Lines from the material below that hold the string "Internet" are what is needed; copy each of them.

Listed entries ->
== Segment start ==
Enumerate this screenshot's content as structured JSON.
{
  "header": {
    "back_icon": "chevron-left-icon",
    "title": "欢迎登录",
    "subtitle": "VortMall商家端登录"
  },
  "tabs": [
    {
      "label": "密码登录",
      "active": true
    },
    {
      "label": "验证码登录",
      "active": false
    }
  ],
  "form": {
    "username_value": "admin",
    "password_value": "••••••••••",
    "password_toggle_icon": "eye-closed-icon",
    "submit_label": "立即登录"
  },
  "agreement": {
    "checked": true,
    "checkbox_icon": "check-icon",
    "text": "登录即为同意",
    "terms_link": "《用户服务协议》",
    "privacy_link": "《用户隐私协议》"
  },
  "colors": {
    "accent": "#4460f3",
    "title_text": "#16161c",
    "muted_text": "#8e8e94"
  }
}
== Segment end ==
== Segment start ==
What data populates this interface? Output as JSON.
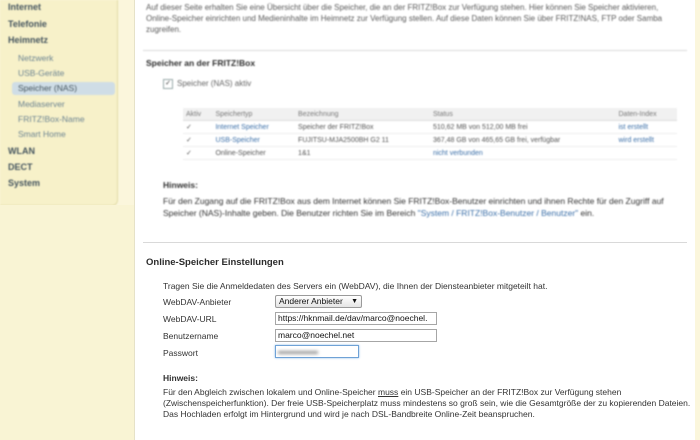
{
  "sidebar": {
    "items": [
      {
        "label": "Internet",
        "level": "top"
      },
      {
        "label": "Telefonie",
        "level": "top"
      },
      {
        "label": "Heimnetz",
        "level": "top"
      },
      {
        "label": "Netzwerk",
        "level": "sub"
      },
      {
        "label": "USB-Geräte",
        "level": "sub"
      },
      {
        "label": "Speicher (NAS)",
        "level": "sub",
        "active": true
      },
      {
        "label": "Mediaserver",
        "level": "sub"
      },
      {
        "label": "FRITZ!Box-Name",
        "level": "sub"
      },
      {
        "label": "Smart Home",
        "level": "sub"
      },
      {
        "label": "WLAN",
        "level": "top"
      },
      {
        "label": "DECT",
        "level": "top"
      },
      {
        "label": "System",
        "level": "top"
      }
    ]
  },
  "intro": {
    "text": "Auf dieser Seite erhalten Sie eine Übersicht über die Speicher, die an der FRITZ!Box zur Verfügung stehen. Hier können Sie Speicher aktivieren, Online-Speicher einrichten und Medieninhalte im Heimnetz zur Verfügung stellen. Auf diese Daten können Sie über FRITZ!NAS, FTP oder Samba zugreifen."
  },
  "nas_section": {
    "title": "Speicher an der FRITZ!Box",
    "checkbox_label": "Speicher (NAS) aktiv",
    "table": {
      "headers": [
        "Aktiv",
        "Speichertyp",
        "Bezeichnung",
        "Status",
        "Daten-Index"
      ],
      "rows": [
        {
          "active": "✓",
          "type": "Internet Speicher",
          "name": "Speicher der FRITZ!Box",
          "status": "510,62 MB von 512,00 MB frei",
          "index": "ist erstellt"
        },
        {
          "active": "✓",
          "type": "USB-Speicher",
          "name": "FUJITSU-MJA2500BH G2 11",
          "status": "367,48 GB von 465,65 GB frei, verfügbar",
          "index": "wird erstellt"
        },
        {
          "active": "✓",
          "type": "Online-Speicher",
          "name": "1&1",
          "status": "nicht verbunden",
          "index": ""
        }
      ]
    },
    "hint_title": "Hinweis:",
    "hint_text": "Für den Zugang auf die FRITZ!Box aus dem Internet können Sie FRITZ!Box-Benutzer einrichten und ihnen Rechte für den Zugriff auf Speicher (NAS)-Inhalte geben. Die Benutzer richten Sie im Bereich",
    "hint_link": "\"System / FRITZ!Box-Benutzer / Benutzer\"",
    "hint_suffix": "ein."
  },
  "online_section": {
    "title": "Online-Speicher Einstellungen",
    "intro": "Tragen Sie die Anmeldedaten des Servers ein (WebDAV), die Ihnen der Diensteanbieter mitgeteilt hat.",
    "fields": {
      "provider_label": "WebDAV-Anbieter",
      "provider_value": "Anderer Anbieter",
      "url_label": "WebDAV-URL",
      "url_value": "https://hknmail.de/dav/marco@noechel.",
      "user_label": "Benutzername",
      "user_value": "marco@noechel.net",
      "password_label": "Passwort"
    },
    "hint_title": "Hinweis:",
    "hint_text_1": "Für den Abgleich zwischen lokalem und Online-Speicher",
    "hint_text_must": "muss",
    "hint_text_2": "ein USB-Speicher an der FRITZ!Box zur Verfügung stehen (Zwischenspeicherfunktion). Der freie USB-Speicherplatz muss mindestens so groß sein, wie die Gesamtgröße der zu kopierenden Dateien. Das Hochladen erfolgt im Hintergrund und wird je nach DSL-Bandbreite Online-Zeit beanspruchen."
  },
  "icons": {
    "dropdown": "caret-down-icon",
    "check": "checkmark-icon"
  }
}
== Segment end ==
Problem solution ->
        "label": "Internet",
          "type": "Internet Speicher",
    "hint_text": "Für den Zugang auf die FRITZ!Box aus dem Internet können Sie FRITZ!Box-Benutzer einrichten und ihnen Rechte für den Zugriff auf Speicher (NAS)-Inhalte geben. Die Benutzer richten Sie im Bereich",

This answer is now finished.